[WORK ORDER]:
Go through the records and report each line holding the string "Aceptar".

[EXERCISE MATERIAL]:
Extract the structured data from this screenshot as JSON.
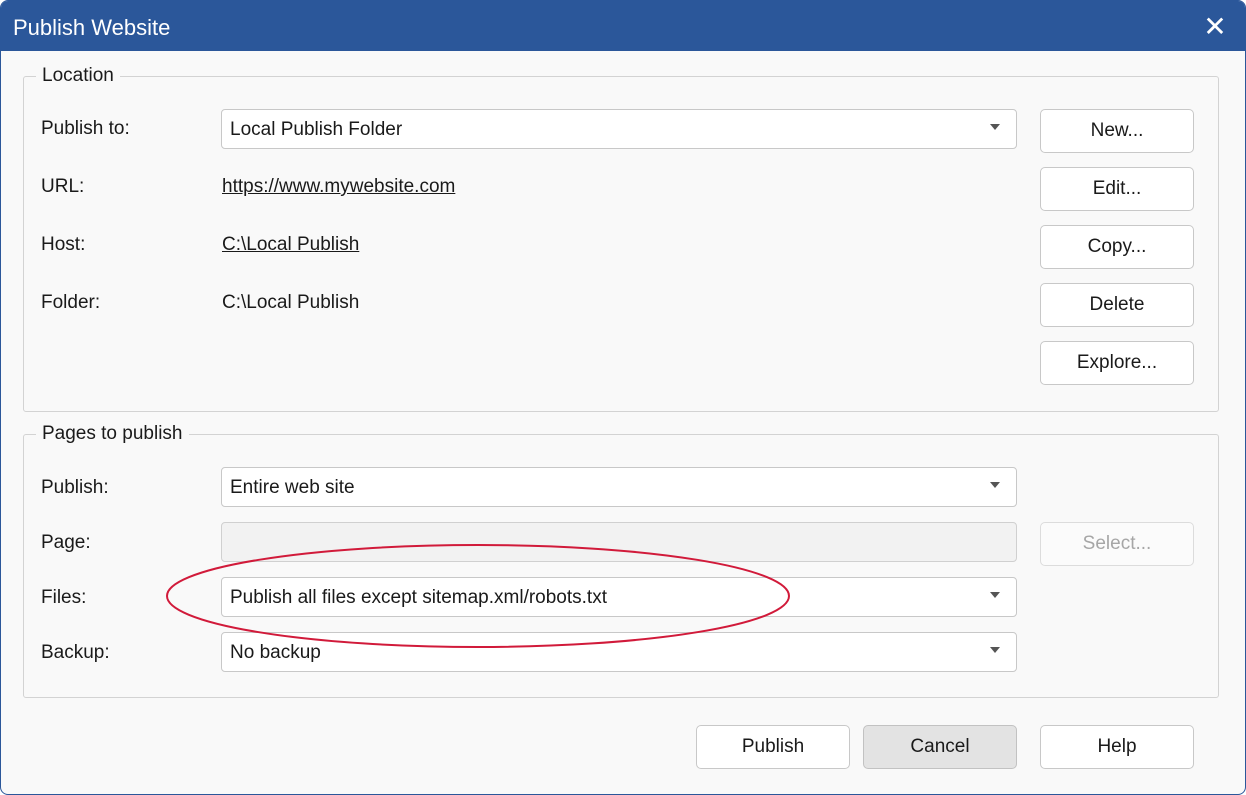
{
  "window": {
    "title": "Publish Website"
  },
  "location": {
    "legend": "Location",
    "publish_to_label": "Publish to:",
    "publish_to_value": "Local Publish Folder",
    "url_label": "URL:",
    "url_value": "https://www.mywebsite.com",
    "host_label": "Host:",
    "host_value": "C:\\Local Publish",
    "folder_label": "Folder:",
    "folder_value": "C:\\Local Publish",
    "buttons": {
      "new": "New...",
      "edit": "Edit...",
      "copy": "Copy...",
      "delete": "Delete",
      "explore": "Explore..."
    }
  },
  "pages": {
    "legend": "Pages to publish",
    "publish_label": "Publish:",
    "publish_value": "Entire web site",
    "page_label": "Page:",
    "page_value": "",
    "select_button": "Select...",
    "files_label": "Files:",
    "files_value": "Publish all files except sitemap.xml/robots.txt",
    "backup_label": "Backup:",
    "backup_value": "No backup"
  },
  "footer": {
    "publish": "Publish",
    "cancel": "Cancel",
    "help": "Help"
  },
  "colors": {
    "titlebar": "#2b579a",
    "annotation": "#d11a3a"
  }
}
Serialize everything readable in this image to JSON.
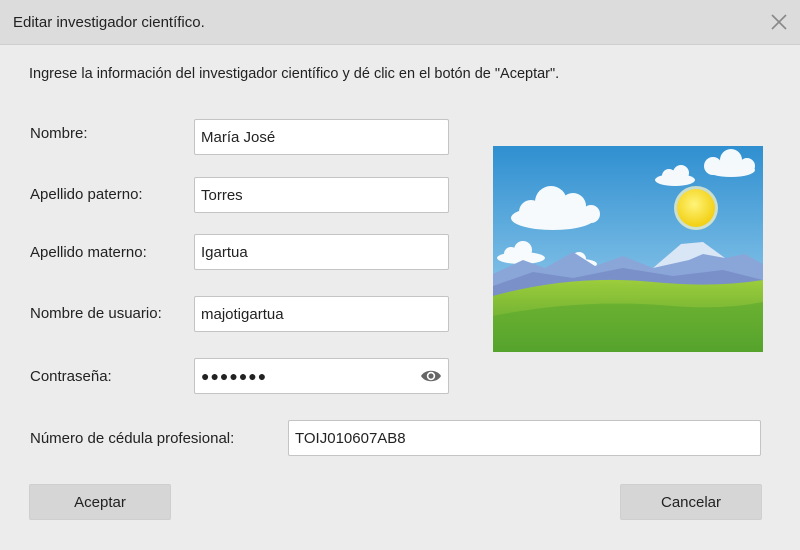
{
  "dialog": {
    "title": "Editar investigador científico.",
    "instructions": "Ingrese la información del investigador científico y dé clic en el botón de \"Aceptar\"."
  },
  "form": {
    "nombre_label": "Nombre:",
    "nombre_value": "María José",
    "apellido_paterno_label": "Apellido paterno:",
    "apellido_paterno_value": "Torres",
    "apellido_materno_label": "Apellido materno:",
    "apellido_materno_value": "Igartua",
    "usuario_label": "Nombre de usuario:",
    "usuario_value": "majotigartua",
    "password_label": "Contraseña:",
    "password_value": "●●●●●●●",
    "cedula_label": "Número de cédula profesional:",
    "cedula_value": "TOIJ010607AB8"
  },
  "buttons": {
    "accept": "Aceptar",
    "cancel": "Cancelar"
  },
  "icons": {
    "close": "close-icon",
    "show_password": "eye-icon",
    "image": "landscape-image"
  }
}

[EXERCISE SOLUTION]:
    "instructions": "Ingrese la información del investigador científico y dé clic en el botón de \"Aceptar\"."
    "accept": "Aceptar",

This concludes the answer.